Irish football chiefs taking legal advice over Messi tackle report
Irish football chiefs have vehemently denied claims that Republic of Ireland players were paid $10,000 each not to tackle Argentina star Lionel Messi in a 2010 friendly in Dublin.
The Football Association of Ireland has described the allegations made by an Argentinian newspaper as "baseless".
"We are consulting our legal advisers in relation to the article and will be taking further steps," said the FAI.
"The Football Association of Ireland completely refutes the allegations."
Argentina travelled to Dublin in August 2010 to play the Republic in a friendly to officially open the new Aviva Stadium.
The La Nacion report claimed that the match had been arranged in part to help compensate the FAI for Ireland's controversial World Cup play-off exit in France nine months earlier.
However, the FAI has also rubbished this element of the La Nacion story.
"The match in question was organised by Kentaro and announced by press release prior to the World Cup play-offs in 2009," added Wednesday's FAI statement.
Former Republic of Ireland winger Kevin Kilbane, who played in the game, said that he "totally refuted" the La Nacion report.
"There was no suggestion around the game that we were to stay clear of Lionel Messi, and of course none of the players received any money as payment regarding this," said Kilbane.
"It's total news to me and I'm sure it will be news to a lot of the other lads as well."
La Nacion claimed that the late Julio Grondona, then president of the Argentina Football Association and senior FIFA vice-president, suggested to FIFA president Sepp Blatter that the Argentinian team should head for Dublin.

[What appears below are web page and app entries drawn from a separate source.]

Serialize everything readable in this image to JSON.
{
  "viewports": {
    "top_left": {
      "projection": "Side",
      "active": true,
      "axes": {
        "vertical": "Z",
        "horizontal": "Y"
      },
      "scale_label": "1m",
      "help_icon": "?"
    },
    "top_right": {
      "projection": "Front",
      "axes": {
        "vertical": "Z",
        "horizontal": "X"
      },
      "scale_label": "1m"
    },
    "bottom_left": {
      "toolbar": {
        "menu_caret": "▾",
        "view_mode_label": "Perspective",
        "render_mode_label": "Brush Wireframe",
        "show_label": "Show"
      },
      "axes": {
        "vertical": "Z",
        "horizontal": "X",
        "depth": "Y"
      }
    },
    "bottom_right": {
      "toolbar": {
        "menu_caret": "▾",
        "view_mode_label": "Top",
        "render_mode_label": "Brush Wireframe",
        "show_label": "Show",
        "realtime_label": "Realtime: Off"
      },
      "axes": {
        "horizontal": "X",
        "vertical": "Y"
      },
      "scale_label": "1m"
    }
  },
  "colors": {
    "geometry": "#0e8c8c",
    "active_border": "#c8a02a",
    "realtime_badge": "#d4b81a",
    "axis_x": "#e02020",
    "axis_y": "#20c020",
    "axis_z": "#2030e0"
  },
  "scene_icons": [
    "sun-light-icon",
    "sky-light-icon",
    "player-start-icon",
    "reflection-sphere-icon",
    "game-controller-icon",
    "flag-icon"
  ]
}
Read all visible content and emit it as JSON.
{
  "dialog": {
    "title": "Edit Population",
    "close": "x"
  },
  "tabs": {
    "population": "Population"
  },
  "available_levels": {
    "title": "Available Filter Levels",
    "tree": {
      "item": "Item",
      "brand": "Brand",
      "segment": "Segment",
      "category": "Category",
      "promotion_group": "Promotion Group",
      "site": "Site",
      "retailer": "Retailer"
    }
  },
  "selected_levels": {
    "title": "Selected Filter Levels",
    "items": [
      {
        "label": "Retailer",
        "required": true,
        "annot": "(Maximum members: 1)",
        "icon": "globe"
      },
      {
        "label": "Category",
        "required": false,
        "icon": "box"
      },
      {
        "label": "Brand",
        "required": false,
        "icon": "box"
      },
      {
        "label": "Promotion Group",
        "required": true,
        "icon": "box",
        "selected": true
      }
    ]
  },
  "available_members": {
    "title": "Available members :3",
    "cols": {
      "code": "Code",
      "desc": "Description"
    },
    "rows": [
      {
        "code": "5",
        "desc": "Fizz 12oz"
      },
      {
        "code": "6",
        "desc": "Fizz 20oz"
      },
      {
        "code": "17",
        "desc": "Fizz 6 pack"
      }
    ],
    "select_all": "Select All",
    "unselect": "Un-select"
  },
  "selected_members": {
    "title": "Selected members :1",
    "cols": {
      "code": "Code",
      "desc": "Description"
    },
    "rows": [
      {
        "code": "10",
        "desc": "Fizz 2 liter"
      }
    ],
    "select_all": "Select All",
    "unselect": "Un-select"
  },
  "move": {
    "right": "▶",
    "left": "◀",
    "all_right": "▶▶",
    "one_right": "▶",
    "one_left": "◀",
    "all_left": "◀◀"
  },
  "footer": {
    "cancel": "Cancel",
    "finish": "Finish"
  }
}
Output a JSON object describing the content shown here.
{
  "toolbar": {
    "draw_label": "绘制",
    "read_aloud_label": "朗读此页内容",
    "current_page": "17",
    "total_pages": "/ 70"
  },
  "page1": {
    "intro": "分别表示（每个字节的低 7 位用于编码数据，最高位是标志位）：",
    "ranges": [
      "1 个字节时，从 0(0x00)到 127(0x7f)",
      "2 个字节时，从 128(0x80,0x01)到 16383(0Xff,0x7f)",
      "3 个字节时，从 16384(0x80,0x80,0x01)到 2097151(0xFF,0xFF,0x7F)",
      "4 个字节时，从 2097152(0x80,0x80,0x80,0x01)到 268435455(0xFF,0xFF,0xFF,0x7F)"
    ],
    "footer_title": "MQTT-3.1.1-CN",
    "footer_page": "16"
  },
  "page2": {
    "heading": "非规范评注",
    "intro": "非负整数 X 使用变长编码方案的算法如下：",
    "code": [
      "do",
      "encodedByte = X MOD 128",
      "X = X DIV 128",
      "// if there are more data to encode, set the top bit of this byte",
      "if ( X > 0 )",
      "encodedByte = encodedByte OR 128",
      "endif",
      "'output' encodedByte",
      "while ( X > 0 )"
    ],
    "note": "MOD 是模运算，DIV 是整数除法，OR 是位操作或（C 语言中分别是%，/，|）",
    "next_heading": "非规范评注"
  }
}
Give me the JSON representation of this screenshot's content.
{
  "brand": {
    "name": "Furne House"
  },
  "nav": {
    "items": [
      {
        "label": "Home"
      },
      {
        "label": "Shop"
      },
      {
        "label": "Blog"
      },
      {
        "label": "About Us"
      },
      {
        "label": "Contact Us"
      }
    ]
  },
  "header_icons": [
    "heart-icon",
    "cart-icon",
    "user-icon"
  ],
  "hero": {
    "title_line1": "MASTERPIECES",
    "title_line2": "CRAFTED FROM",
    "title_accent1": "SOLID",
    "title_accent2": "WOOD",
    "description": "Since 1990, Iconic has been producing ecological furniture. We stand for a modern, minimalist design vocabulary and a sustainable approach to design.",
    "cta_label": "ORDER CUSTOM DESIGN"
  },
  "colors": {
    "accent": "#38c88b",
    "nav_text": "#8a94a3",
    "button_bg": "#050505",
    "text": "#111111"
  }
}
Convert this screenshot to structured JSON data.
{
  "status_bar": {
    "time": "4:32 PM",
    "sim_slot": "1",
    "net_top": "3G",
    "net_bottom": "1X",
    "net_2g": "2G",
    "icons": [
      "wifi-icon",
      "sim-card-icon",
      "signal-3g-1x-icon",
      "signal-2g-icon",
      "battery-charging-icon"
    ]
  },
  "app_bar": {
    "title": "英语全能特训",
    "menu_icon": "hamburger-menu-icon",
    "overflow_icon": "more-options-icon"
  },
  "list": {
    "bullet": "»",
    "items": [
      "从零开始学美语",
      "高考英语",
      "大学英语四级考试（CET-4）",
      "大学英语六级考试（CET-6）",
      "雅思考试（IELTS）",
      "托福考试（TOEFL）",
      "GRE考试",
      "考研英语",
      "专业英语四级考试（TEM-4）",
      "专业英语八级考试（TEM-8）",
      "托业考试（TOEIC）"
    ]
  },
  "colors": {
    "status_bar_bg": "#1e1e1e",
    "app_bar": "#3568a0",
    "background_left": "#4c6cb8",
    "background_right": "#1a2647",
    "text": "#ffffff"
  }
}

The report added that Messi's club Barcelona were unhappy and with an insurance quote for the game coming in at $5m, it was decided to adopt the less costly policy of paying the Ireland players to go easy on the visitors' star man.
The game ended 1-0 with Angel di Maria scoring the only goal in front of a crowd of 45,200.
The FAI generated headlines earlier this month after chief executive John Delaney confirmed it had received a loan, later written off, of five million euros from FIFA in the wake of the Republic's play-off heartbreak at the Stade de France.
Delaney claimed the payment had been made after he and Blatter had entered into a deal under which the Irish governing body would not take legal action over the infamous Thierry Henry handball incident during the 2009 World Cup play-off in Paris.
The confidentiality agreement between the two parties, released by the FAI in a bid to clarify the situation, described the payment as an "inducement" not to enter into litigation.